▶ **WHAT IS EXPECTED**
Return all of the entries below, word for word. Omit each picture.

▶ **INPUT DATA**
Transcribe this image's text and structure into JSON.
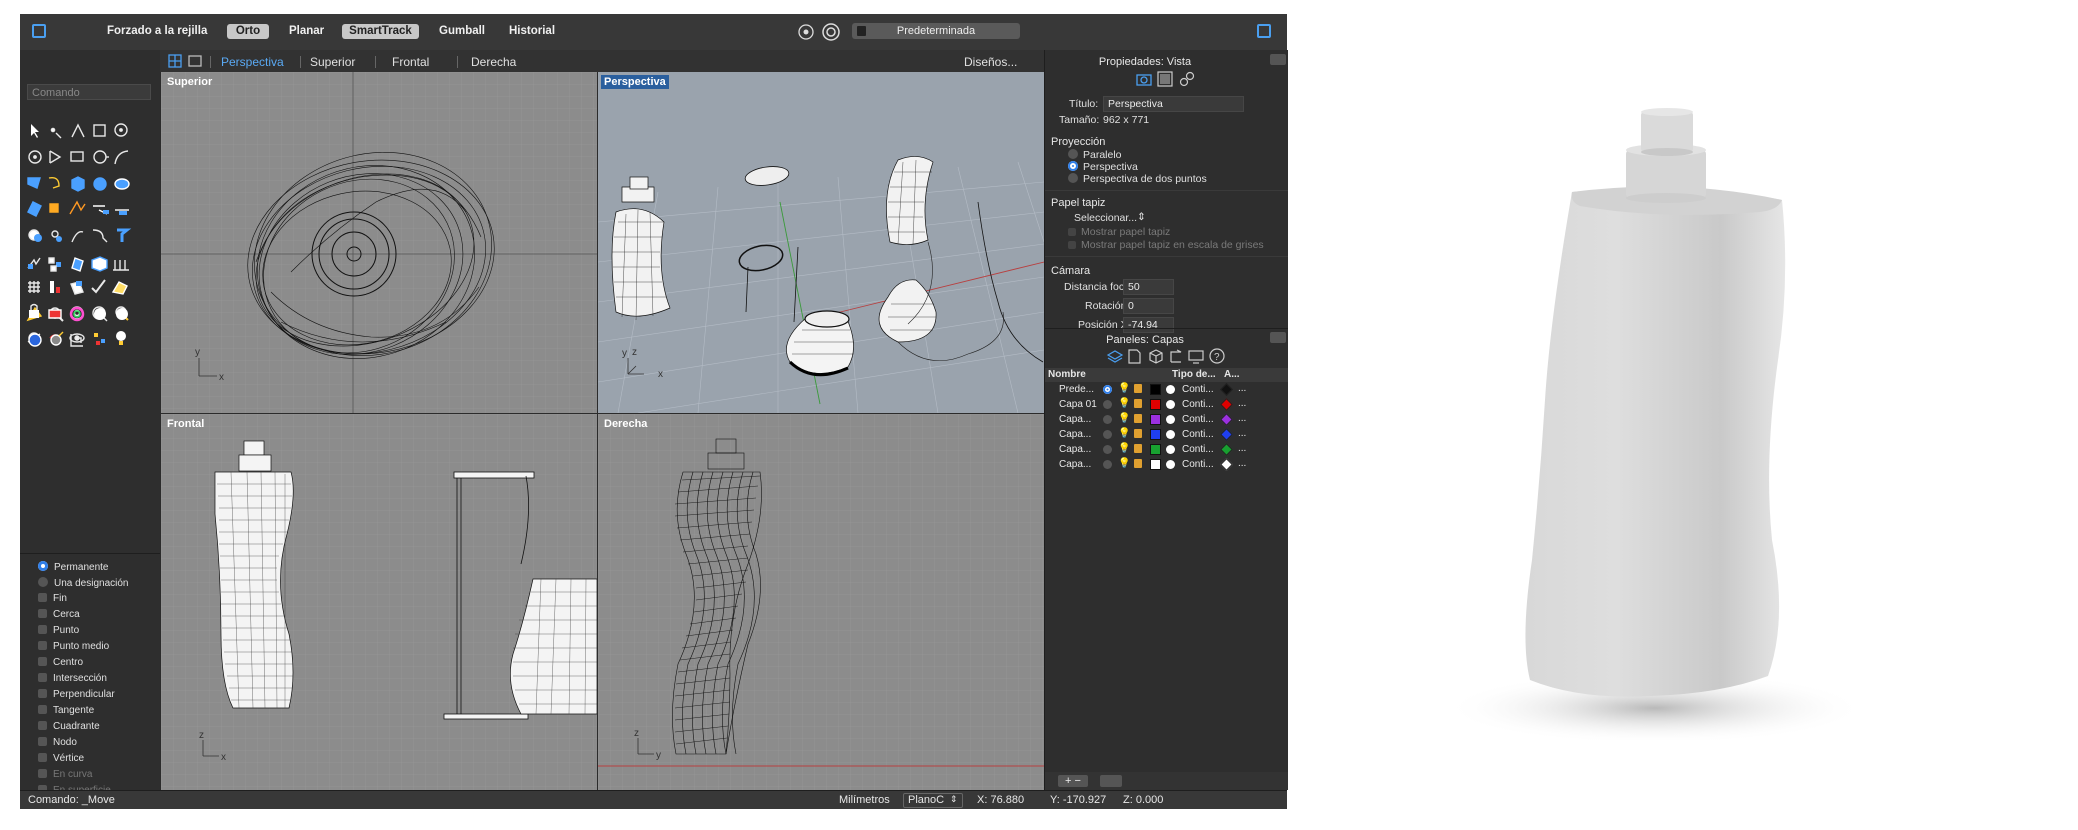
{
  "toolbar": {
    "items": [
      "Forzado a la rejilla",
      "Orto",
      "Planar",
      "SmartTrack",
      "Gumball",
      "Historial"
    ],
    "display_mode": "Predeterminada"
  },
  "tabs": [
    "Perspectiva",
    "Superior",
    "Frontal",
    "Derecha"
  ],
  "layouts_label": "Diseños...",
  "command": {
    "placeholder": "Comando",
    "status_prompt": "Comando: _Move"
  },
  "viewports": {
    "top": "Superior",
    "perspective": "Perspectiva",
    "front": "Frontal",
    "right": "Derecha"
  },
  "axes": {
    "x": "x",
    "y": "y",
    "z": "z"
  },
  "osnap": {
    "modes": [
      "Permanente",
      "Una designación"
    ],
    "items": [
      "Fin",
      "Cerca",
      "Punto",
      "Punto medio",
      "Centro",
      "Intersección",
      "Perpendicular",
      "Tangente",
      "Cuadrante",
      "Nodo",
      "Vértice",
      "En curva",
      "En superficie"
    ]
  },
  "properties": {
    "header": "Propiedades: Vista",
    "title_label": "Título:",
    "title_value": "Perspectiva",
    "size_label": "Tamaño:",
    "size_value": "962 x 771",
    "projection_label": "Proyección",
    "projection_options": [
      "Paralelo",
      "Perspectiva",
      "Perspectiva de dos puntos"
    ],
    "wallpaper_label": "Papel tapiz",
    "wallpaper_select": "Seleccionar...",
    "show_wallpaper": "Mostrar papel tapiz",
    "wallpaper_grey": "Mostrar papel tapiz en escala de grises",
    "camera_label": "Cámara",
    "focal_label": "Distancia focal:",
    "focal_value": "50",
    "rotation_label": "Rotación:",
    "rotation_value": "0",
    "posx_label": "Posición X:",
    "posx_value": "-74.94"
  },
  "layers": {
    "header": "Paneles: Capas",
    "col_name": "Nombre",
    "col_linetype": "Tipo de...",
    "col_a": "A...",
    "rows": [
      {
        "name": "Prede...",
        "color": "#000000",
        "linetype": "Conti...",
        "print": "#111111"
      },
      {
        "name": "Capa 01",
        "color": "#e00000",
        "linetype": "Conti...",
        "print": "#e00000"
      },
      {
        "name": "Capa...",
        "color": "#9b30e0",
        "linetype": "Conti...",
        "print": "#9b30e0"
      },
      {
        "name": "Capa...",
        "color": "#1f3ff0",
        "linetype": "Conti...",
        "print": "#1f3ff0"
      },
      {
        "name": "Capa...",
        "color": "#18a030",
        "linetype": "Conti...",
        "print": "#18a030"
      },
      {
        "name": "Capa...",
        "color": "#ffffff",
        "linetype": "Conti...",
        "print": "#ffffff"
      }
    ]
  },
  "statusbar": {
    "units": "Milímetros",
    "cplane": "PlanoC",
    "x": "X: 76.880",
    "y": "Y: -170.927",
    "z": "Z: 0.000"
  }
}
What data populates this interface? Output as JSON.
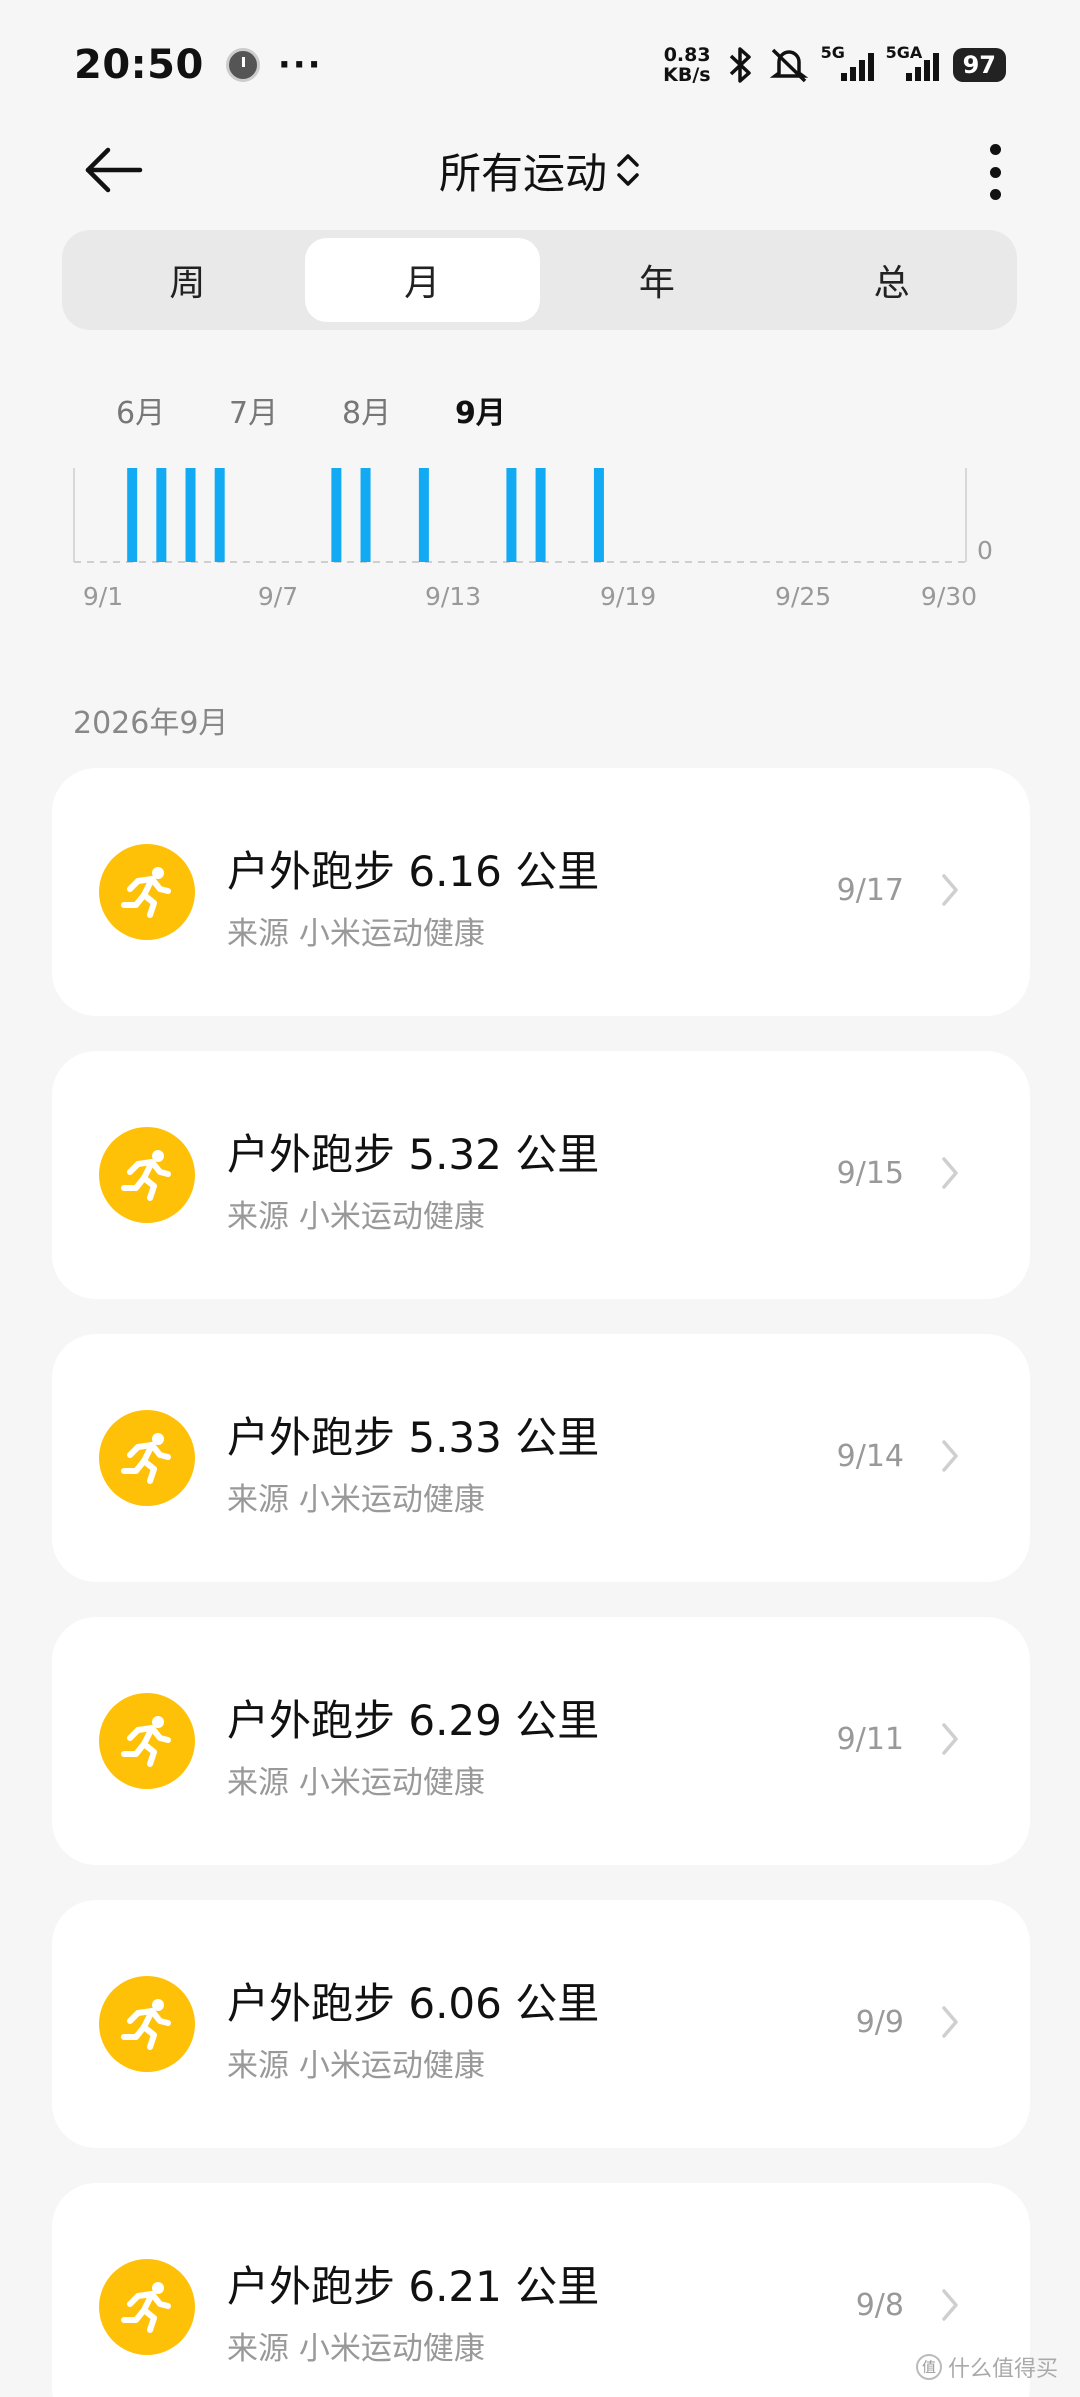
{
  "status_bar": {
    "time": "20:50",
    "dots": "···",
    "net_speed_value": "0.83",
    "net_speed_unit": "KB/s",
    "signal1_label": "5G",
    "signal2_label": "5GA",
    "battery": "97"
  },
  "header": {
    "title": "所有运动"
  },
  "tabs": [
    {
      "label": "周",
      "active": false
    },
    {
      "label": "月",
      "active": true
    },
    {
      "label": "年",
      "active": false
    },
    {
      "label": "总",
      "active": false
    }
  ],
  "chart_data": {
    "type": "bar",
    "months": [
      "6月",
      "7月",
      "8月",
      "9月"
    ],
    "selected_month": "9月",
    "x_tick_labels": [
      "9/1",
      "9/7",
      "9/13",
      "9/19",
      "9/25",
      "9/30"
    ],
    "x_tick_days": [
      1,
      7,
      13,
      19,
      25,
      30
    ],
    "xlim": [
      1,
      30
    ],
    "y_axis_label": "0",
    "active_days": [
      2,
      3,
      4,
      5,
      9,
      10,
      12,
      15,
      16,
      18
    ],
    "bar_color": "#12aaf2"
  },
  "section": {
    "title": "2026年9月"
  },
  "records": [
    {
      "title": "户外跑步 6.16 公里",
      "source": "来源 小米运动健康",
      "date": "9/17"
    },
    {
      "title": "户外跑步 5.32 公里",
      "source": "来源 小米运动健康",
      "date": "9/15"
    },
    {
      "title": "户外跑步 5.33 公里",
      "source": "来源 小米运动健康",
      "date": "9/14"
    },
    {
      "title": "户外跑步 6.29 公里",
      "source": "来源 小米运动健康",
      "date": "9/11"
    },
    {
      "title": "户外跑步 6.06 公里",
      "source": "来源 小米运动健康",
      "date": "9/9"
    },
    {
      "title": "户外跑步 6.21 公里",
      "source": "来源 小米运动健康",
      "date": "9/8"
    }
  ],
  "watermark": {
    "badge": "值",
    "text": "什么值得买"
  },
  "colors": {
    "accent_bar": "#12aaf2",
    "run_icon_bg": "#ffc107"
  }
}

▶ **ANSWER SECTION**
Transcribe this image's text and structure into JSON.
{
  "toolbar": {
    "items": [
      "Forzado a la rejilla",
      "Orto",
      "Planar",
      "SmartTrack",
      "Gumball",
      "Historial"
    ],
    "display_mode": "Predeterminada"
  },
  "tabs": [
    "Perspectiva",
    "Superior",
    "Frontal",
    "Derecha"
  ],
  "layouts_label": "Diseños...",
  "command": {
    "placeholder": "Comando",
    "status_prompt": "Comando: _Move"
  },
  "viewports": {
    "top": "Superior",
    "perspective": "Perspectiva",
    "front": "Frontal",
    "right": "Derecha"
  },
  "axes": {
    "x": "x",
    "y": "y",
    "z": "z"
  },
  "osnap": {
    "modes": [
      "Permanente",
      "Una designación"
    ],
    "items": [
      "Fin",
      "Cerca",
      "Punto",
      "Punto medio",
      "Centro",
      "Intersección",
      "Perpendicular",
      "Tangente",
      "Cuadrante",
      "Nodo",
      "Vértice",
      "En curva",
      "En superficie"
    ]
  },
  "properties": {
    "header": "Propiedades: Vista",
    "title_label": "Título:",
    "title_value": "Perspectiva",
    "size_label": "Tamaño:",
    "size_value": "962 x 771",
    "projection_label": "Proyección",
    "projection_options": [
      "Paralelo",
      "Perspectiva",
      "Perspectiva de dos puntos"
    ],
    "wallpaper_label": "Papel tapiz",
    "wallpaper_select": "Seleccionar...",
    "show_wallpaper": "Mostrar papel tapiz",
    "wallpaper_grey": "Mostrar papel tapiz en escala de grises",
    "camera_label": "Cámara",
    "focal_label": "Distancia focal:",
    "focal_value": "50",
    "rotation_label": "Rotación:",
    "rotation_value": "0",
    "posx_label": "Posición X:",
    "posx_value": "-74.94"
  },
  "layers": {
    "header": "Paneles: Capas",
    "col_name": "Nombre",
    "col_linetype": "Tipo de...",
    "col_a": "A...",
    "rows": [
      {
        "name": "Prede...",
        "color": "#000000",
        "linetype": "Conti...",
        "print": "#111111"
      },
      {
        "name": "Capa 01",
        "color": "#e00000",
        "linetype": "Conti...",
        "print": "#e00000"
      },
      {
        "name": "Capa...",
        "color": "#9b30e0",
        "linetype": "Conti...",
        "print": "#9b30e0"
      },
      {
        "name": "Capa...",
        "color": "#1f3ff0",
        "linetype": "Conti...",
        "print": "#1f3ff0"
      },
      {
        "name": "Capa...",
        "color": "#18a030",
        "linetype": "Conti...",
        "print": "#18a030"
      },
      {
        "name": "Capa...",
        "color": "#ffffff",
        "linetype": "Conti...",
        "print": "#ffffff"
      }
    ]
  },
  "statusbar": {
    "units": "Milímetros",
    "cplane": "PlanoC",
    "x": "X: 76.880",
    "y": "Y: -170.927",
    "z": "Z: 0.000"
  }
}
What data populates this interface? Output as JSON.
{
  "status_bar": {
    "time": "20:50",
    "dots": "···",
    "net_speed_value": "0.83",
    "net_speed_unit": "KB/s",
    "signal1_label": "5G",
    "signal2_label": "5GA",
    "battery": "97"
  },
  "header": {
    "title": "所有运动"
  },
  "tabs": [
    {
      "label": "周",
      "active": false
    },
    {
      "label": "月",
      "active": true
    },
    {
      "label": "年",
      "active": false
    },
    {
      "label": "总",
      "active": false
    }
  ],
  "chart_data": {
    "type": "bar",
    "months": [
      "6月",
      "7月",
      "8月",
      "9月"
    ],
    "selected_month": "9月",
    "x_tick_labels": [
      "9/1",
      "9/7",
      "9/13",
      "9/19",
      "9/25",
      "9/30"
    ],
    "x_tick_days": [
      1,
      7,
      13,
      19,
      25,
      30
    ],
    "xlim": [
      1,
      30
    ],
    "y_axis_label": "0",
    "active_days": [
      2,
      3,
      4,
      5,
      9,
      10,
      12,
      15,
      16,
      18
    ],
    "bar_color": "#12aaf2"
  },
  "section": {
    "title": "2026年9月"
  },
  "records": [
    {
      "title": "户外跑步 6.16 公里",
      "source": "来源 小米运动健康",
      "date": "9/17"
    },
    {
      "title": "户外跑步 5.32 公里",
      "source": "来源 小米运动健康",
      "date": "9/15"
    },
    {
      "title": "户外跑步 5.33 公里",
      "source": "来源 小米运动健康",
      "date": "9/14"
    },
    {
      "title": "户外跑步 6.29 公里",
      "source": "来源 小米运动健康",
      "date": "9/11"
    },
    {
      "title": "户外跑步 6.06 公里",
      "source": "来源 小米运动健康",
      "date": "9/9"
    },
    {
      "title": "户外跑步 6.21 公里",
      "source": "来源 小米运动健康",
      "date": "9/8"
    }
  ],
  "watermark": {
    "badge": "值",
    "text": "什么值得买"
  },
  "colors": {
    "accent_bar": "#12aaf2",
    "run_icon_bg": "#ffc107"
  }
}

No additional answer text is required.